Relationship between stress, inflammation and metabolism.

Details

Serval ID
serval:BIB_887A0D5D0204
Type
Article: article from journal or magazin.
Publication sub-type
Review (review): journal as complete as possible of one specific subject, written based on exhaustive analyses from published work.
Collection
Publications
Institution
Title
Relationship between stress, inflammation and metabolism.
Journal
Current opinion in clinical nutrition and metabolic care
Author(s)
Seematter G., Binnert C., Martin J.L., Tappy L.
ISSN
1363-1950
Publication state
Published
Issued date
03/2004
Peer-reviewed
Oui
Volume
7
Number
2
Pages
169-73
Language
english
Notes
Publication types: Journal Article ; Research Support, Non-U.S. Gov't ; Review - Publication Status: ppublish
Abstract

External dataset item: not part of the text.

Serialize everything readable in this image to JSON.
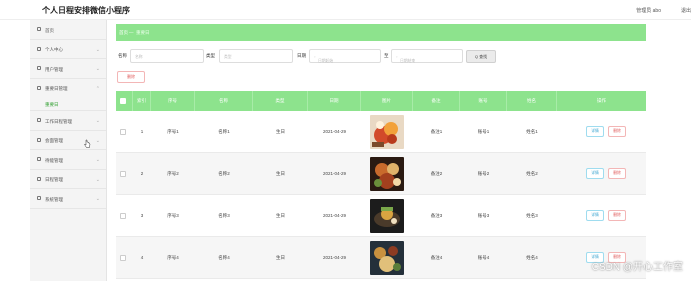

PURPOSE OF REVIEW: Various threatening stimuli, such as pain, low blood pressure, or infection, elicit a set of neuroendocrine responses that include an increased secretion of catecholamines and glucocorticoid from the adrenal gland and activation of the sympathetic nervous system. These hormonal secretions allow a "fight or flight" response by mobilizing endogenous substrate. They also exert anti-insulin actions, and may in the long term induce a state of insulin resistance. In addition, stress stimulates inflammatory mediators in mononuclear cells. Given the possible role of low-grade inflammation in chronic metabolic disorders, this suggests that stress may be a factor in the development of insulin resistance and the metabolic syndrome. RECENT FINDINGS: Studies reviewed in this article cover: (1) the metabolic and haemodynamic effects of stress in healthy and insulin-resistant individuals; (2) the relationship between stress and inflammation and the role of the autonomic nervous system; and (3) some factors known to modulate the neuroendocrine responses to stress. Future perspectives, together with some hints regarding the role of neurotrophins such as brain-derived neurotrophic factor, are delineated. SUMMARY: Recent work performed in the field has indicated that stress may be a significant factor in the pathogenesis of metabolic disorders. Nutritional intervention or pharmacological agents targeted at modulating stress should be investigated.
Keywords
Cytokines, Energy Metabolism, Humans, Inflammation, Insulin Resistance, Metabolic Diseases, Oxidative Stress, Stress, Physiological
Pubmed
Web of science
Create date
20/01/2008 19:22
Last modification date
20/08/2019 15:47
Usage data